Via Meadia has looked at how teleconference technology may save the planet. Can it also provide education to poor children in the inner city? According to a recent New York Times piece, it can. The Times reports that JPMorgan Chase has launched a new remote tutoring program in which volunteers tutor children in dangerous or remote parts of New York over the internet, rather than making the trek through the dodgy streets in person. While the program is not without its critics, it offers some obvious benefits, especially for children who would otherwise be fortunate to get any tutoring at all.This is yet another heartening example of the potential for new technology to fundamentally change the way we educate our children. Using this technology to let skittish yuppies help poor kids without risking their Rolexes in sketchy neighborhoods is ultimately not the main point. Reducing the role of distance in education is a much bigger thing.

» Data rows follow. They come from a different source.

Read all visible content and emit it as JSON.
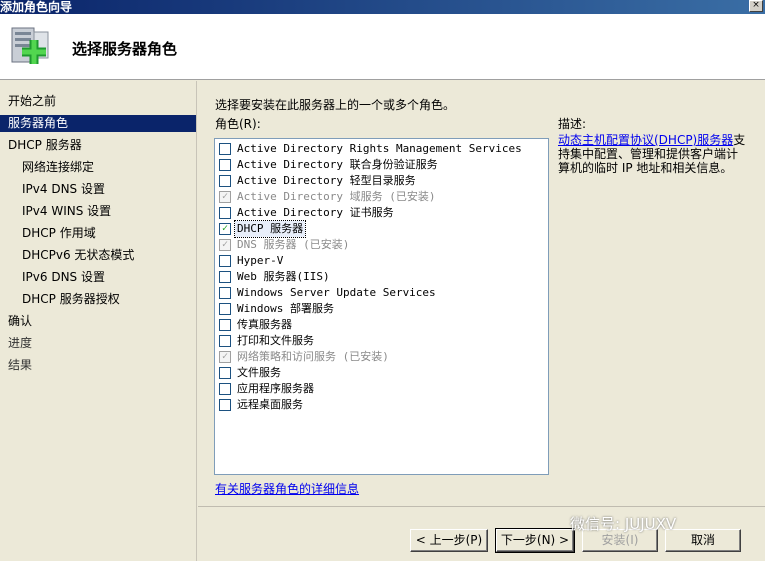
{
  "window": {
    "title": "添加角色向导",
    "close_glyph": "×"
  },
  "header": {
    "heading": "选择服务器角色",
    "icon": "server-add-icon"
  },
  "sidebar": {
    "items": [
      {
        "label": "开始之前",
        "level": 0,
        "state": "normal"
      },
      {
        "label": "服务器角色",
        "level": 0,
        "state": "active"
      },
      {
        "label": "DHCP 服务器",
        "level": 0,
        "state": "normal"
      },
      {
        "label": "网络连接绑定",
        "level": 1,
        "state": "normal"
      },
      {
        "label": "IPv4 DNS 设置",
        "level": 1,
        "state": "normal"
      },
      {
        "label": "IPv4 WINS 设置",
        "level": 1,
        "state": "normal"
      },
      {
        "label": "DHCP 作用域",
        "level": 1,
        "state": "normal"
      },
      {
        "label": "DHCPv6 无状态模式",
        "level": 1,
        "state": "normal"
      },
      {
        "label": "IPv6 DNS 设置",
        "level": 1,
        "state": "normal"
      },
      {
        "label": "DHCP 服务器授权",
        "level": 1,
        "state": "normal"
      },
      {
        "label": "确认",
        "level": 0,
        "state": "normal"
      },
      {
        "label": "进度",
        "level": 0,
        "state": "muted"
      },
      {
        "label": "结果",
        "level": 0,
        "state": "muted"
      }
    ]
  },
  "content": {
    "instruction": "选择要安装在此服务器上的一个或多个角色。",
    "roles_label": "角色(R):",
    "roles": [
      {
        "label": "Active Directory Rights Management Services",
        "checked": false,
        "installed": false
      },
      {
        "label": "Active Directory 联合身份验证服务",
        "checked": false,
        "installed": false
      },
      {
        "label": "Active Directory 轻型目录服务",
        "checked": false,
        "installed": false
      },
      {
        "label": "Active Directory 域服务  (已安装)",
        "checked": true,
        "installed": true
      },
      {
        "label": "Active Directory 证书服务",
        "checked": false,
        "installed": false
      },
      {
        "label": "DHCP 服务器",
        "checked": true,
        "installed": false,
        "selected": true
      },
      {
        "label": "DNS 服务器  (已安装)",
        "checked": true,
        "installed": true
      },
      {
        "label": "Hyper-V",
        "checked": false,
        "installed": false
      },
      {
        "label": "Web 服务器(IIS)",
        "checked": false,
        "installed": false
      },
      {
        "label": "Windows Server Update Services",
        "checked": false,
        "installed": false
      },
      {
        "label": "Windows 部署服务",
        "checked": false,
        "installed": false
      },
      {
        "label": "传真服务器",
        "checked": false,
        "installed": false
      },
      {
        "label": "打印和文件服务",
        "checked": false,
        "installed": false
      },
      {
        "label": "网络策略和访问服务  (已安装)",
        "checked": true,
        "installed": true
      },
      {
        "label": "文件服务",
        "checked": false,
        "installed": false
      },
      {
        "label": "应用程序服务器",
        "checked": false,
        "installed": false
      },
      {
        "label": "远程桌面服务",
        "checked": false,
        "installed": false
      }
    ],
    "more_info_link": "有关服务器角色的详细信息",
    "description": {
      "label": "描述:",
      "link_text": "动态主机配置协议(DHCP)服务器",
      "text": "支持集中配置、管理和提供客户端计算机的临时 IP 地址和相关信息。"
    }
  },
  "footer": {
    "back_label": "< 上一步(P)",
    "next_label": "下一步(N) >",
    "install_label": "安装(I)",
    "cancel_label": "取消"
  },
  "watermark": "微信号: JUJUXV",
  "colors": {
    "accent": "#0a246a",
    "link": "#0000ee",
    "background": "#ece9d8"
  }
}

For most potential tutors, it’s the commute rather than the danger that is the problem; add a 40 minute journey each way to the time of a tutoring session and your pool of tutors shrinks.The abolition of distance will transform education in our lifetimes. Falling costs and rising quality in video transmission are part of a process that will change education more profoundly than did the invention of printing. We are still in the very early stages of these changes; sooner rather than later there will not be a student, a parent or a teacher in the United States whose life has not been touched by the Great Upgrade now taking shape.
Screen Sharing Brings Tutors to the Inner City